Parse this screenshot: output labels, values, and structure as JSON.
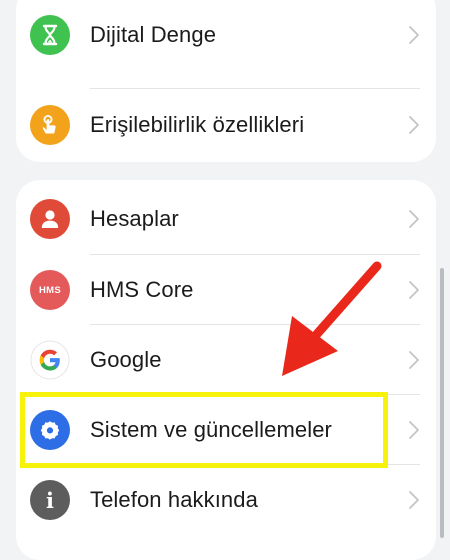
{
  "settings": {
    "group1": [
      {
        "label": "Dijital Denge",
        "icon": "hourglass-icon",
        "icon_color": "#3fc24f"
      },
      {
        "label": "Erişilebilirlik özellikleri",
        "icon": "accessibility-hand-icon",
        "icon_color": "#f3a31b"
      }
    ],
    "group2": [
      {
        "label": "Hesaplar",
        "icon": "user-icon",
        "icon_color": "#e04a38"
      },
      {
        "label": "HMS Core",
        "icon": "hms-core-icon",
        "icon_color": "#e45a5a",
        "icon_text": "HMS"
      },
      {
        "label": "Google",
        "icon": "google-icon"
      },
      {
        "label": "Sistem ve güncellemeler",
        "icon": "gear-icon",
        "icon_color": "#2d6ee6"
      },
      {
        "label": "Telefon hakkında",
        "icon": "info-icon",
        "icon_color": "#5d5d5d",
        "icon_text": "i"
      }
    ]
  },
  "annotation": {
    "highlight_color": "#f6f20b",
    "arrow_color": "#e9281b"
  }
}
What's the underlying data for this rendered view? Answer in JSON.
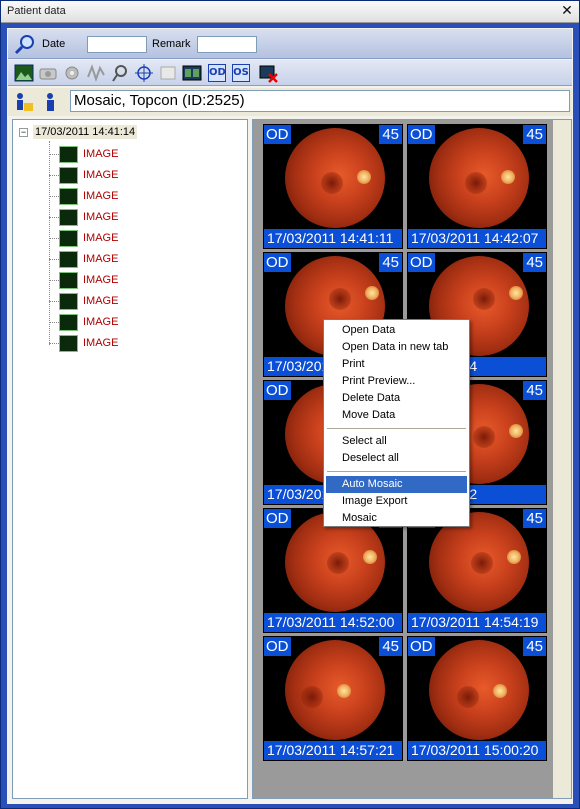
{
  "window": {
    "title": "Patient data",
    "close_glyph": "✕"
  },
  "search": {
    "date_label": "Date",
    "date_value": "",
    "remark_label": "Remark",
    "remark_value": ""
  },
  "toolbar": {
    "buttons": [
      "image-icon",
      "camera-icon",
      "settings-icon",
      "waveform-icon",
      "magnifier-icon",
      "crosshair-icon",
      "document-icon",
      "film-strip-icon"
    ],
    "od_label": "OD",
    "os_label": "OS",
    "delete_icon": "delete-icon"
  },
  "patient": {
    "name": "Mosaic, Topcon  (ID:2525)"
  },
  "tree": {
    "root_label": "17/03/2011 14:41:14",
    "expander": "−",
    "items": [
      "IMAGE",
      "IMAGE",
      "IMAGE",
      "IMAGE",
      "IMAGE",
      "IMAGE",
      "IMAGE",
      "IMAGE",
      "IMAGE",
      "IMAGE"
    ]
  },
  "images": [
    {
      "eye": "OD",
      "angle": "45",
      "timestamp": "17/03/2011 14:41:11"
    },
    {
      "eye": "OD",
      "angle": "45",
      "timestamp": "17/03/2011 14:42:07"
    },
    {
      "eye": "OD",
      "angle": "45",
      "timestamp": "17/03/2011 14:43:"
    },
    {
      "eye": "OD",
      "angle": "45",
      "timestamp": "1 14:44:24"
    },
    {
      "eye": "OD",
      "angle": "45",
      "timestamp": "17/03/2011"
    },
    {
      "eye": "OD",
      "angle": "45",
      "timestamp": "1 14:48:52"
    },
    {
      "eye": "OD",
      "angle": "45",
      "timestamp": "17/03/2011 14:52:00"
    },
    {
      "eye": "OD",
      "angle": "45",
      "timestamp": "17/03/2011 14:54:19"
    },
    {
      "eye": "OD",
      "angle": "45",
      "timestamp": "17/03/2011 14:57:21"
    },
    {
      "eye": "OD",
      "angle": "45",
      "timestamp": "17/03/2011 15:00:20"
    }
  ],
  "context_menu": {
    "group1": [
      "Open Data",
      "Open Data in new tab",
      "Print",
      "Print Preview...",
      "Delete Data",
      "Move Data"
    ],
    "group2": [
      "Select all",
      "Deselect all"
    ],
    "group3": [
      "Auto Mosaic",
      "Image Export",
      "Mosaic"
    ],
    "highlighted": "Auto Mosaic"
  }
}
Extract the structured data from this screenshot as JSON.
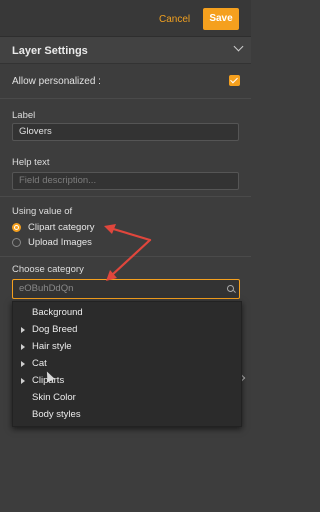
{
  "header": {
    "cancel_label": "Cancel",
    "save_label": "Save"
  },
  "section": {
    "title": "Layer Settings"
  },
  "allow_personalized": {
    "label": "Allow personalized :",
    "checked": true
  },
  "label_field": {
    "label": "Label",
    "value": "Glovers"
  },
  "help_text": {
    "label": "Help text",
    "placeholder": "Field description..."
  },
  "using_value": {
    "label": "Using value of",
    "options": [
      {
        "label": "Clipart category",
        "selected": true
      },
      {
        "label": "Upload Images",
        "selected": false
      }
    ]
  },
  "choose_category": {
    "label": "Choose category",
    "search_value": "eOBuhDdQn",
    "items": [
      {
        "label": "Background",
        "has_children": false
      },
      {
        "label": "Dog Breed",
        "has_children": true
      },
      {
        "label": "Hair style",
        "has_children": true
      },
      {
        "label": "Cat",
        "has_children": true
      },
      {
        "label": "Cliparts",
        "has_children": true
      },
      {
        "label": "Skin Color",
        "has_children": false
      },
      {
        "label": "Body styles",
        "has_children": false
      }
    ]
  },
  "colors": {
    "accent": "#f5a01e",
    "annotation": "#e0463c"
  }
}
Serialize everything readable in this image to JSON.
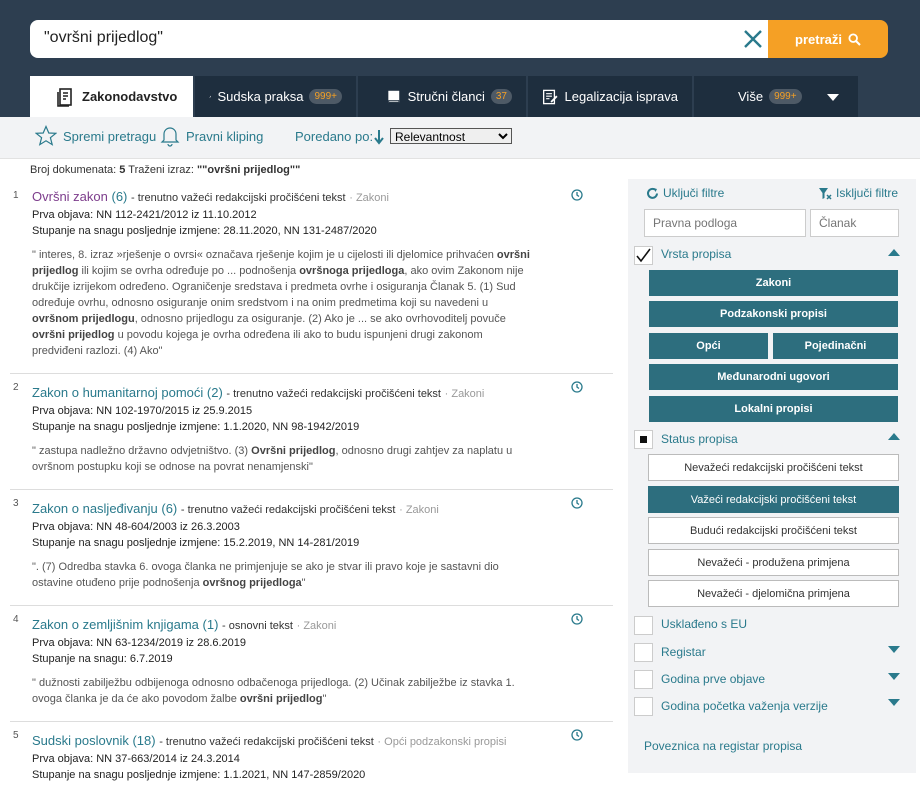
{
  "search": {
    "query": "\"ovršni prijedlog\"",
    "button_label": "pretraži"
  },
  "tabs": [
    {
      "label": "Zakonodavstvo",
      "badge": ""
    },
    {
      "label": "Sudska praksa",
      "badge": "999+"
    },
    {
      "label": "Stručni članci",
      "badge": "37"
    },
    {
      "label": "Legalizacija isprava",
      "badge": ""
    },
    {
      "label": "Više",
      "badge": "999+"
    }
  ],
  "toolbar": {
    "save_search": "Spremi pretragu",
    "legal_clipping": "Pravni kliping",
    "order_label": "Poredano po:",
    "order_value": "Relevantnost"
  },
  "summary": {
    "count_label": "Broj dokumenata:",
    "count": "5",
    "term_label": "Traženi izraz:",
    "term": "\"\"ovršni prijedlog\"\""
  },
  "results": [
    {
      "num": "1",
      "title": "Ovršni zakon",
      "count": "(6)",
      "status": "- trenutno važeći redakcijski pročišćeni tekst",
      "category": "· Zakoni",
      "first_pub": "Prva objava: NN 112-2421/2012 iz 11.10.2012",
      "effective": "Stupanje na snagu posljednje izmjene: 28.11.2020, NN 131-2487/2020",
      "snippet": [
        {
          "t": "\" interes, 8. izraz »rješenje o ovrsi« označava rješenje kojim je u cijelosti ili djelomice prihvaćen ",
          "b": false
        },
        {
          "t": "ovršni prijedlog",
          "b": true
        },
        {
          "t": " ili kojim se ovrha određuje po ... podnošenja ",
          "b": false
        },
        {
          "t": "ovršnoga prijedloga",
          "b": true
        },
        {
          "t": ", ako ovim Zakonom nije drukčije izrijekom određeno. Ograničenje sredstava i predmeta ovrhe i osiguranja Članak 5. (1) Sud određuje ovrhu, odnosno osiguranje onim sredstvom i na onim predmetima koji su navedeni u ",
          "b": false
        },
        {
          "t": "ovršnom prijedlogu",
          "b": true
        },
        {
          "t": ", odnosno prijedlogu za osiguranje. (2) Ako je ... se ako ovrhovoditelj povuče ",
          "b": false
        },
        {
          "t": "ovršni prijedlog",
          "b": true
        },
        {
          "t": " u povodu kojega je ovrha određena ili ako to budu ispunjeni drugi zakonom predviđeni razlozi. (4) Ako\"",
          "b": false
        }
      ]
    },
    {
      "num": "2",
      "title": "Zakon o humanitarnoj pomoći",
      "count": "(2)",
      "status": "- trenutno važeći redakcijski pročišćeni tekst",
      "category": "· Zakoni",
      "first_pub": "Prva objava: NN 102-1970/2015 iz 25.9.2015",
      "effective": "Stupanje na snagu posljednje izmjene: 1.1.2020, NN 98-1942/2019",
      "snippet": [
        {
          "t": "\" zastupa nadležno državno odvjetništvo. (3) ",
          "b": false
        },
        {
          "t": "Ovršni prijedlog",
          "b": true
        },
        {
          "t": ", odnosno drugi zahtjev za naplatu u ovršnom postupku koji se odnose na povrat nenamjenski\"",
          "b": false
        }
      ]
    },
    {
      "num": "3",
      "title": "Zakon o nasljeđivanju",
      "count": "(6)",
      "status": "- trenutno važeći redakcijski pročišćeni tekst",
      "category": "· Zakoni",
      "first_pub": "Prva objava: NN 48-604/2003 iz 26.3.2003",
      "effective": "Stupanje na snagu posljednje izmjene: 15.2.2019, NN 14-281/2019",
      "snippet": [
        {
          "t": "\". (7) Odredba stavka 6. ovoga članka ne primjenjuje se ako je stvar ili pravo koje je sastavni dio ostavine otuđeno prije podnošenja ",
          "b": false
        },
        {
          "t": "ovršnog prijedloga",
          "b": true
        },
        {
          "t": "\"",
          "b": false
        }
      ]
    },
    {
      "num": "4",
      "title": "Zakon o zemljišnim knjigama",
      "count": "(1)",
      "status": "- osnovni tekst",
      "category": "· Zakoni",
      "first_pub": "Prva objava: NN 63-1234/2019 iz 28.6.2019",
      "effective": "Stupanje na snagu: 6.7.2019",
      "snippet": [
        {
          "t": "\" dužnosti zabilježbu odbijenoga odnosno odbačenoga prijedloga. (2) Učinak zabilježbe iz stavka 1. ovoga članka je da će ako povodom žalbe ",
          "b": false
        },
        {
          "t": "ovršni prijedlog",
          "b": true
        },
        {
          "t": "\"",
          "b": false
        }
      ]
    },
    {
      "num": "5",
      "title": "Sudski poslovnik",
      "count": "(18)",
      "status": "- trenutno važeći redakcijski pročišćeni tekst",
      "category": "· Opći podzakonski propisi",
      "first_pub": "Prva objava: NN 37-663/2014 iz 24.3.2014",
      "effective": "Stupanje na snagu posljednje izmjene: 1.1.2021, NN 147-2859/2020",
      "snippet": []
    }
  ],
  "sidebar": {
    "include_filters": "Uključi filtre",
    "exclude_filters": "Isključi filtre",
    "legal_basis_placeholder": "Pravna podloga",
    "article_placeholder": "Članak",
    "type_label": "Vrsta propisa",
    "type_buttons": [
      "Zakoni",
      "Podzakonski propisi",
      "Opći",
      "Pojedinačni",
      "Međunarodni ugovori",
      "Lokalni propisi"
    ],
    "status_label": "Status propisa",
    "status_buttons": [
      "Nevažeći redakcijski pročišćeni tekst",
      "Važeći redakcijski pročišćeni tekst",
      "Budući redakcijski pročišćeni tekst",
      "Nevažeći - produžena primjena",
      "Nevažeći - djelomična primjena"
    ],
    "eu_label": "Usklađeno s EU",
    "register_label": "Registar",
    "first_pub_year_label": "Godina prve objave",
    "version_year_label": "Godina početka važenja verzije",
    "register_link": "Poveznica na registar propisa"
  }
}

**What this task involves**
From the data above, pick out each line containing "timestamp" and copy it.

**Exercise output**
      "timestamp": "17/03/2011 14:41:11"
      "timestamp": "17/03/2011 14:42:07"
      "timestamp": "17/03/2011 14:43:"
      "timestamp": "1 14:44:24"
      "timestamp": "17/03/2011"
      "timestamp": "1 14:48:52"
      "timestamp": "17/03/2011 14:52:00"
      "timestamp": "17/03/2011 14:54:19"
      "timestamp": "17/03/2011 14:57:21"
      "timestamp": "17/03/2011 15:00:20"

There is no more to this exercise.